= Beginning of Section =
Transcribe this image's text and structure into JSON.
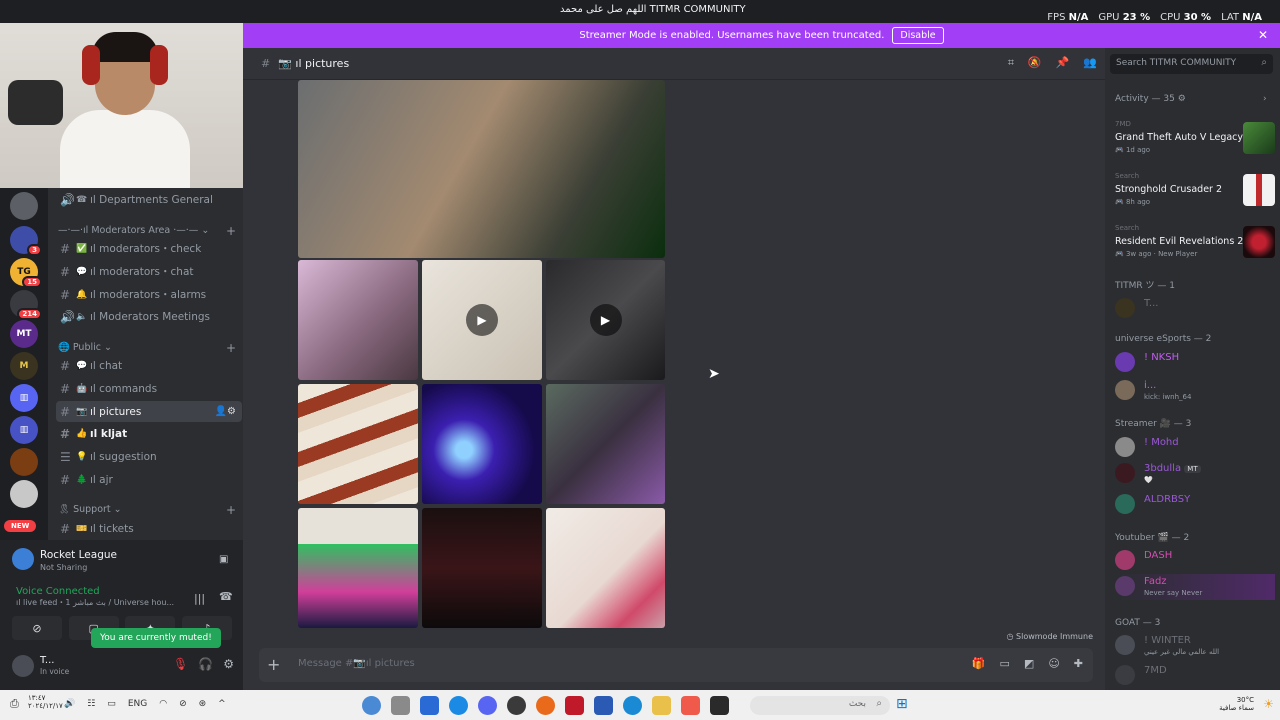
{
  "window": {
    "title": "TITMR COMMUNITY",
    "overlay_text": "اللهم صل على محمد",
    "stats": {
      "fps_label": "FPS",
      "fps": "N/A",
      "gpu_label": "GPU",
      "gpu": "23 %",
      "cpu_label": "CPU",
      "cpu": "30 %",
      "lat_label": "LAT",
      "lat": "N/A"
    }
  },
  "banner": {
    "text": "Streamer Mode is enabled. Usernames have been truncated.",
    "button": "Disable",
    "bg": "#a23ff6"
  },
  "servers": {
    "badges": [
      "3",
      "15",
      "214"
    ],
    "new_label": "NEW",
    "labels": {
      "tg": "TG",
      "mt": "MT"
    }
  },
  "channels": {
    "items": [
      {
        "name": "ıl Departments General",
        "type": "voice"
      },
      {
        "category": "—·—·ıl Moderators Area ·—·—"
      },
      {
        "name": "ıl moderators・check",
        "emoji": "✅"
      },
      {
        "name": "ıl moderators・chat",
        "emoji": "💬"
      },
      {
        "name": "ıl moderators・alarms",
        "emoji": "🔔"
      },
      {
        "name": "ıl Moderators Meetings",
        "type": "voice"
      },
      {
        "category": "Public"
      },
      {
        "name": "ıl chat",
        "emoji": "💬"
      },
      {
        "name": "ıl commands",
        "emoji": "🤖"
      },
      {
        "name": "ıl pictures",
        "emoji": "📷",
        "active": true
      },
      {
        "name": "ıl kljat",
        "emoji": "👍",
        "unread": true
      },
      {
        "name": "ıl suggestion",
        "emoji": "💡"
      },
      {
        "name": "ıl ajr",
        "emoji": "🌲"
      },
      {
        "category": "Support"
      },
      {
        "name": "ıl tickets",
        "emoji": "🎫"
      }
    ]
  },
  "user_panel": {
    "activity_title": "Rocket League",
    "activity_status": "Not Sharing",
    "voice_title": "Voice Connected",
    "voice_channel": "ıl live feed・1 بث مباشر / Universe hou...",
    "muted_tip": "You are currently muted!",
    "username": "T...",
    "user_status": "In voice"
  },
  "main": {
    "channel_title": "ıl pictures",
    "composer_placeholder": "Message #📷ıl pictures",
    "slowmode": "Slowmode Immune"
  },
  "right": {
    "search_placeholder": "Search TITMR COMMUNITY",
    "activity_header": "Activity — 35",
    "games": [
      {
        "user": "7MD",
        "name": "Grand Theft Auto V Legacy",
        "time": "1d ago"
      },
      {
        "user": "Search",
        "name": "Stronghold Crusader 2",
        "time": "8h ago"
      },
      {
        "user": "Search",
        "name": "Resident Evil Revelations 2...",
        "time": "3w ago",
        "extra": "New Player"
      }
    ],
    "groups": [
      {
        "header": "TITMR ツ — 1",
        "members": [
          {
            "name": "T...",
            "color": "#6d6f78"
          }
        ]
      },
      {
        "header": "universe eSports — 2",
        "members": [
          {
            "name": "! NKSH",
            "color": "#c25cf2"
          },
          {
            "name": "i...",
            "color": "#c25cf2",
            "status": "kick: iwnh_64"
          }
        ]
      },
      {
        "header": "Streamer 🎥 — 3",
        "members": [
          {
            "name": "! Mohd",
            "color": "#9b59d6"
          },
          {
            "name": "3bdulla",
            "color": "#9b59d6",
            "status": "🤍",
            "tag": "MT"
          },
          {
            "name": "ALDRBSY",
            "color": "#9b59d6"
          }
        ]
      },
      {
        "header": "Youtuber 🎬 — 2",
        "members": [
          {
            "name": "DASH",
            "color": "#d24fb0"
          },
          {
            "name": "Fadz",
            "color": "#d24fb0",
            "status": "Never say Never"
          }
        ]
      },
      {
        "header": "GOAT — 3",
        "members": [
          {
            "name": "! WINTER",
            "color": "#6d6f78",
            "status": "الله عالمي مالي غير عيني"
          },
          {
            "name": "7MD",
            "color": "#6d6f78"
          }
        ]
      }
    ]
  },
  "taskbar": {
    "time": "١٣:٤٧",
    "date": "٢٠٢٤/١٢/١٧",
    "lang": "ENG",
    "search_text": "بحث",
    "weather_temp": "30°C",
    "weather_desc": "سماء صافية"
  }
}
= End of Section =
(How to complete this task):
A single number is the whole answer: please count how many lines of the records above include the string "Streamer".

(Expected answer):
2